§ Task to carry out
Go through the records below line by line, counting those that contain the word "done"; answer with the count only.
== Task data
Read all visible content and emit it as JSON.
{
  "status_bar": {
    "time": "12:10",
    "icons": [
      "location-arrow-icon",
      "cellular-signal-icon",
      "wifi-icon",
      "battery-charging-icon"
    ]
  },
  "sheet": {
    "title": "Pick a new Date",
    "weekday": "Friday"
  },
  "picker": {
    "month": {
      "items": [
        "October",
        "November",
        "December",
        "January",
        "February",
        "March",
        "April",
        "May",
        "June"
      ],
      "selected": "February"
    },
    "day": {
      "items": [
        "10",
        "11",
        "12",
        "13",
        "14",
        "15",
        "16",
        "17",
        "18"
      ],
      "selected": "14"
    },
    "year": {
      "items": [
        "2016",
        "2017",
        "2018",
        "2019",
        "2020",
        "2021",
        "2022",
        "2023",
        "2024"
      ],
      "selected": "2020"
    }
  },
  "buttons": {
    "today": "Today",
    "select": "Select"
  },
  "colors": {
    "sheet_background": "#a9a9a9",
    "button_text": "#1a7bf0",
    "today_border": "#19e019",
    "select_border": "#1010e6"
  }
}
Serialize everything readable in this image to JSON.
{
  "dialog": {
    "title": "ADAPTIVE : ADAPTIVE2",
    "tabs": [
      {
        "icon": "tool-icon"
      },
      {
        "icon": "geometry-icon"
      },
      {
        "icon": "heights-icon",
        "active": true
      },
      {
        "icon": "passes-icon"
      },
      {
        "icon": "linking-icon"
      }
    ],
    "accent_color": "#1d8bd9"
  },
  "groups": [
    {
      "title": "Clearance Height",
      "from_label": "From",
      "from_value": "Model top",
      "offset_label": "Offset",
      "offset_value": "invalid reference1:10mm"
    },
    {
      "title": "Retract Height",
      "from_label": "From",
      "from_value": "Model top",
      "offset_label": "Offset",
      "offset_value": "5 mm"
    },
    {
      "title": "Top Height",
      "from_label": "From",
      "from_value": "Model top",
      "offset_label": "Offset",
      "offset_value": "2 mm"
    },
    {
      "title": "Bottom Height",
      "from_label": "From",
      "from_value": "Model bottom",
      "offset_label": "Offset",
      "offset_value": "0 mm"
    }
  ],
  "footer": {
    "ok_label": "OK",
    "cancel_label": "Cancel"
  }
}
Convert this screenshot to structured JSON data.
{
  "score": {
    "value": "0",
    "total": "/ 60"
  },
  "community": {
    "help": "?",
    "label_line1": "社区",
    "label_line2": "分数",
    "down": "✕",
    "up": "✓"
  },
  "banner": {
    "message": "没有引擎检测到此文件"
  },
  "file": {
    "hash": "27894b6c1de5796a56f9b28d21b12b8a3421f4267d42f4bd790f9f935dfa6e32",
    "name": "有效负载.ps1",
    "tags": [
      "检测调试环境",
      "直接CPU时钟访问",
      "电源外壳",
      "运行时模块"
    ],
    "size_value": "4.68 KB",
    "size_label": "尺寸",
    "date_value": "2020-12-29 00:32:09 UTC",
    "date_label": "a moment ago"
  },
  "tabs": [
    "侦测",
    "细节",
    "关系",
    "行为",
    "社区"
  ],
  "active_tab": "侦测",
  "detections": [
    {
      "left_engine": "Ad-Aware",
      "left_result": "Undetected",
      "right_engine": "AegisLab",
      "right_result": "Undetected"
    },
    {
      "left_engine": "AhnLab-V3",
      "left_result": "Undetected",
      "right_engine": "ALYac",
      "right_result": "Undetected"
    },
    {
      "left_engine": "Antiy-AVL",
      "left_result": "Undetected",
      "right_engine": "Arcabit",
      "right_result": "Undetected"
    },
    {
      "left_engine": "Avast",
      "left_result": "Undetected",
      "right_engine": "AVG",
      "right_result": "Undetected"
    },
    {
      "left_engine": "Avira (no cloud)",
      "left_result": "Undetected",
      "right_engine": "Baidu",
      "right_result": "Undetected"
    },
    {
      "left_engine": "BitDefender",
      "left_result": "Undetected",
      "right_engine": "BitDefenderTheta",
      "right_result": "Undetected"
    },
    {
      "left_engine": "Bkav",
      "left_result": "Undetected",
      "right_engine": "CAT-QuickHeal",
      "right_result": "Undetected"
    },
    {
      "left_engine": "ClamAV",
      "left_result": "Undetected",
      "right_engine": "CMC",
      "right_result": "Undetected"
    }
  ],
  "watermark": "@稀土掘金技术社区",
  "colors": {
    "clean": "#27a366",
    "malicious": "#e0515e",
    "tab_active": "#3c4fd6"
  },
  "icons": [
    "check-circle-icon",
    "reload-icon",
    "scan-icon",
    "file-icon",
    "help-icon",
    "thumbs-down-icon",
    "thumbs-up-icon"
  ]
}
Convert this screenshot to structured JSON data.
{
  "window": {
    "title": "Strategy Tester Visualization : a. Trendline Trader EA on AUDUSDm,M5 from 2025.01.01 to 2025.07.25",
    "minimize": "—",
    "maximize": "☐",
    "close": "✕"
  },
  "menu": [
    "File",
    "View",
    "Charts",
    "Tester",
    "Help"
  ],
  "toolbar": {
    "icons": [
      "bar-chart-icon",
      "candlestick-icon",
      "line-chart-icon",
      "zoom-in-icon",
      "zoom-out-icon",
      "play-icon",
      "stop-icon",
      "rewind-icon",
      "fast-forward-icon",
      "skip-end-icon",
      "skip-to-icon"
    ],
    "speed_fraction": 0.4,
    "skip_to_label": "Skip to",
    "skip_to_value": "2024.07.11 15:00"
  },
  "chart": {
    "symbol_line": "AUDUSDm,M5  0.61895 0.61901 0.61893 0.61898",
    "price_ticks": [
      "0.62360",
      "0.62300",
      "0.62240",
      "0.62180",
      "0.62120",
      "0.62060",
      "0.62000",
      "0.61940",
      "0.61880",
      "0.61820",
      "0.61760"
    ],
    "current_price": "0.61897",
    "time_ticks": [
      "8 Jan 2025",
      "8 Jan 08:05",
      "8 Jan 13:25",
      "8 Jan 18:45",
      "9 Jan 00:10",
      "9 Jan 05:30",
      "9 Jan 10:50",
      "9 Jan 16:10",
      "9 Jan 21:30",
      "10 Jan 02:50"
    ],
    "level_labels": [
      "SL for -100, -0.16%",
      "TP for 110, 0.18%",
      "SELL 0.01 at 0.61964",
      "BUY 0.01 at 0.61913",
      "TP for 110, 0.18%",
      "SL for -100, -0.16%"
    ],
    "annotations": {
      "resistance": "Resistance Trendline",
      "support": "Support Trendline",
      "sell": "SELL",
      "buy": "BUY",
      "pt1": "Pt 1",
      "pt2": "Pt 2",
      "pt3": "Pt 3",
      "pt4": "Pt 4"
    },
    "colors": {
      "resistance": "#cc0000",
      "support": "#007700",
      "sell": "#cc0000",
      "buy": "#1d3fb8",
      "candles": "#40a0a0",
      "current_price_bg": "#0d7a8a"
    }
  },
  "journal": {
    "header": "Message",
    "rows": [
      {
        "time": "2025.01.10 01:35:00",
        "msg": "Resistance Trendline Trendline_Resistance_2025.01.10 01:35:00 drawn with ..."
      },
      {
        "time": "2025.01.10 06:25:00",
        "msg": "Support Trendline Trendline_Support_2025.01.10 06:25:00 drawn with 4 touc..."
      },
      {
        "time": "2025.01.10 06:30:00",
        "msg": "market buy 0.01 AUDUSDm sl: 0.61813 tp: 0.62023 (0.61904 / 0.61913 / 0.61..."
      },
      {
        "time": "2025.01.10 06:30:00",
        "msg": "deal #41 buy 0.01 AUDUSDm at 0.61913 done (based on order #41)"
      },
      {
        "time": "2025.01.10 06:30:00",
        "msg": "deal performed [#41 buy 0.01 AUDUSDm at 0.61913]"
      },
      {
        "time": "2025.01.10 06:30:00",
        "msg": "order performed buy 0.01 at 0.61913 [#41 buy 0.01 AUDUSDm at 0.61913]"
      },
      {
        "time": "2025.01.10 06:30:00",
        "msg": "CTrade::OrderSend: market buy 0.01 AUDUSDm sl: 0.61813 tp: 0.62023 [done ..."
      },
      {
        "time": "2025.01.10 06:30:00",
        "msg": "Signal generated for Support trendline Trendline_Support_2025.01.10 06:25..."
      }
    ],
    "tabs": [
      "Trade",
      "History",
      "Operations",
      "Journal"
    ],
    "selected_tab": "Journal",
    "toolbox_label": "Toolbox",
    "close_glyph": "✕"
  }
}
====
§ Exercise result
2